But free aid, savings and wages might not cover the cost of an MBA — especially at a top-tier school. The bill for such programs can be more than $200,000, according to Poets & Quants, a website that covers graduate business schools.
You can take out MBA student loans to fill a tuition gap. But before you borrow, use these strategies to pay for business school.
1. Find MBA fellowships, scholarships and grants
Fellowships, scholarships and grants are aid you don’t have to repay. Most fellowships and grants are awarded by business schools themselves, though private MBA scholarships from businesses or professional associations are available.
Unlike undergraduate scholarships, which may be based on your financial need, MBA fellowships and grants are usually awarded on merit alone. You may qualify based on criteria like your undergraduate GPA, GMAT score or any professional accomplishments you have.
A business school may automatically offer this aid upon your admittance — MIT Sloan School of Management at the Massachusetts Institute of Technology in Cambridge, Massachusetts, awards over 60 fellowships in this fashion, for example. In other schools, you may have to apply separately. Contact the business school’s financial aid office for details.
2. Use employer aid for business school
Money your employer provides or you earn by working can help you pay for an MBA. If you already have a job, reach out to human resources to see what education benefits the company offers, as well as its rules for that assistance.
3. Tap into savings
Most students start MBA programs in their late 20s, after their careers have begun. That time working likely convinced you that getting an MBA would be worth it for your future. It also, hopefully, was when you saved some of your salary to cover the cost of the degree.
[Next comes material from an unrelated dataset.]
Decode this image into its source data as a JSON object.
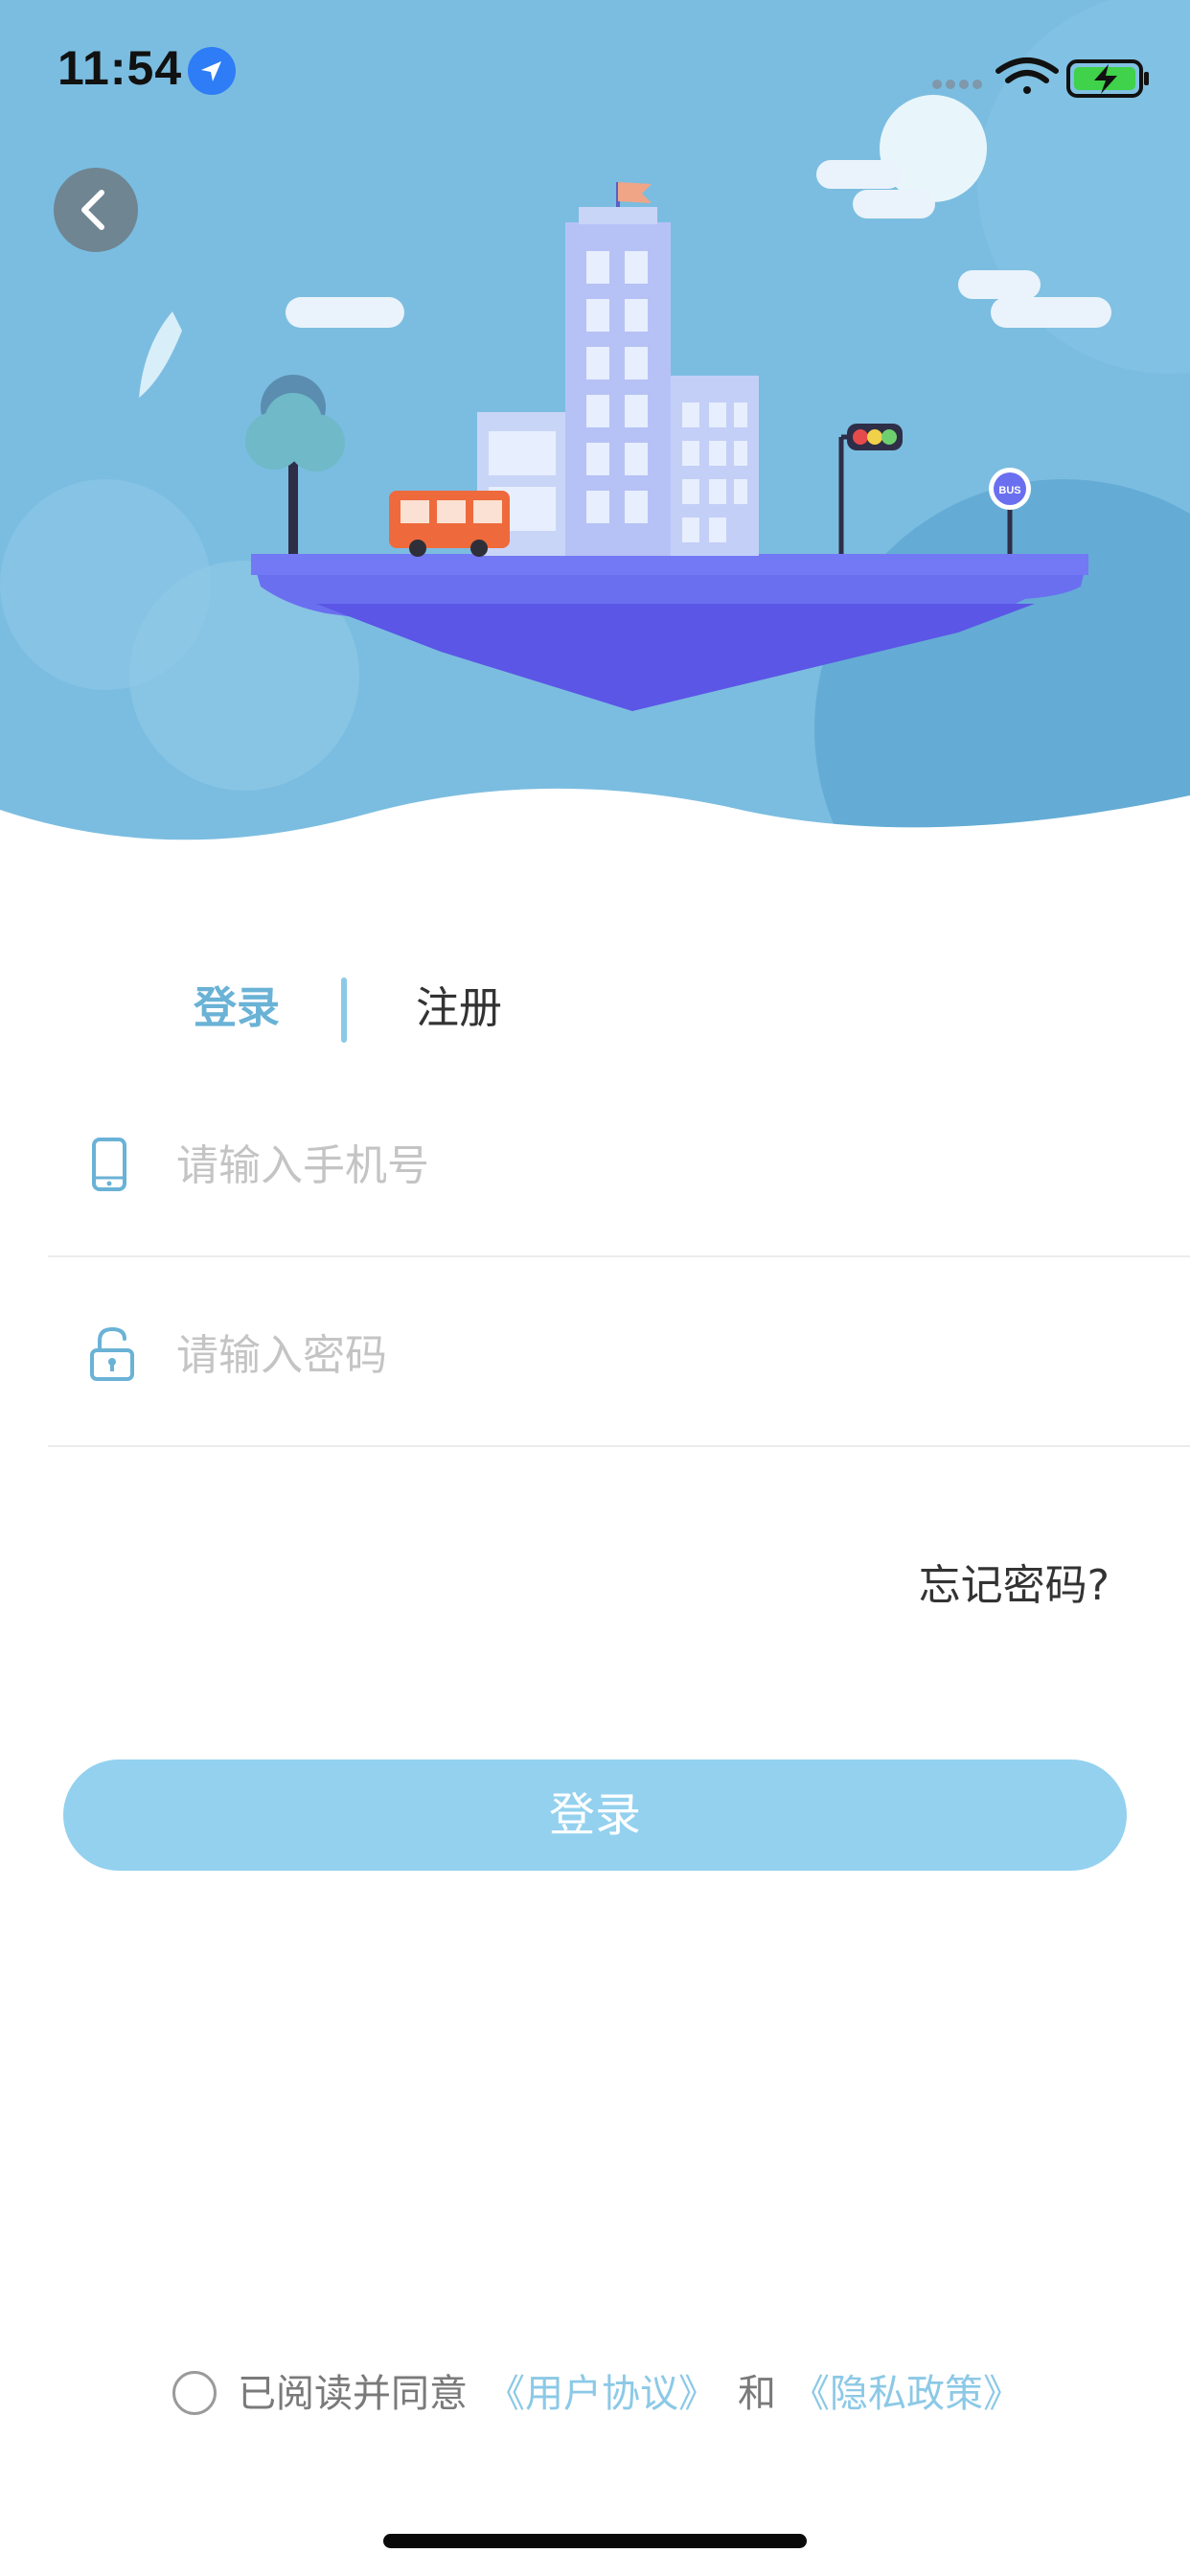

An ideal budget puts at least 20% of your money toward debt repayment and savings goals, such as paying for an MBA. If you haven’t been saving specifically for business school, don’t touch other savings — like for an emergency or retirement.
You may not have to pay an early withdrawal penalty if you tap into an IRA or 401(k) to pay for an MBA. But you'd have to pay taxes on that amount and would have less money for retirement in the future. Opt for student loans instead.
4. Take out business school student loans
MBA students can cover remaining costs with federal or private student loans. Federal loans are best if you plan to work for a nonprofit or aren’t sure about your career path.
Federal interest rates and fees are higher for grad students. Unsubsidized federal loans come with higher interest rates for graduate students (4.30%) than undergrads (2.75%). Interest rates on federal graduate PLUS loans are 5.30%. Unsubsidized loans come with an origination fee of roughly 1%, but that fee is four times higher for PLUS loans. Most private lenders don’t charge origination fees.
Your work history is likely an advantage. All federal loan borrowers receive the same interest rates. Private loans determine rates based on your financial situation. If you’ve worked for a few years before getting an MBA and have built up your credit, you may qualify for a lower interest rate than federal student loans offer. You could also save more by opting for a variable rate, if you plan to pay loans off fast or are confident you could afford payments if that rate rises.
All graduate student loans accrue interest. Graduate students aren’t eligible for federal subsidized loans. The government pays the interest on subsidized loans at certain points, like when you’re enrolled in school at least half-time. Because only unsubsidized loans are available for graduate students, you won’t receive the potential interest savings from federal loans that undergrads do.
Use a student loan calculator to determine how much loans will cost you to pay for an MBA. For comparison, business school graduates owe roughly $66,000 in MBA student debt, including undergraduate loans, according to the National Center for Education Statistics.
If you decide federal loans make sense for you now, but your plans change in the future, you can refinance MBA loans after school to potentially save money.
» MORE: Compare graduate student loans
Frequently asked questions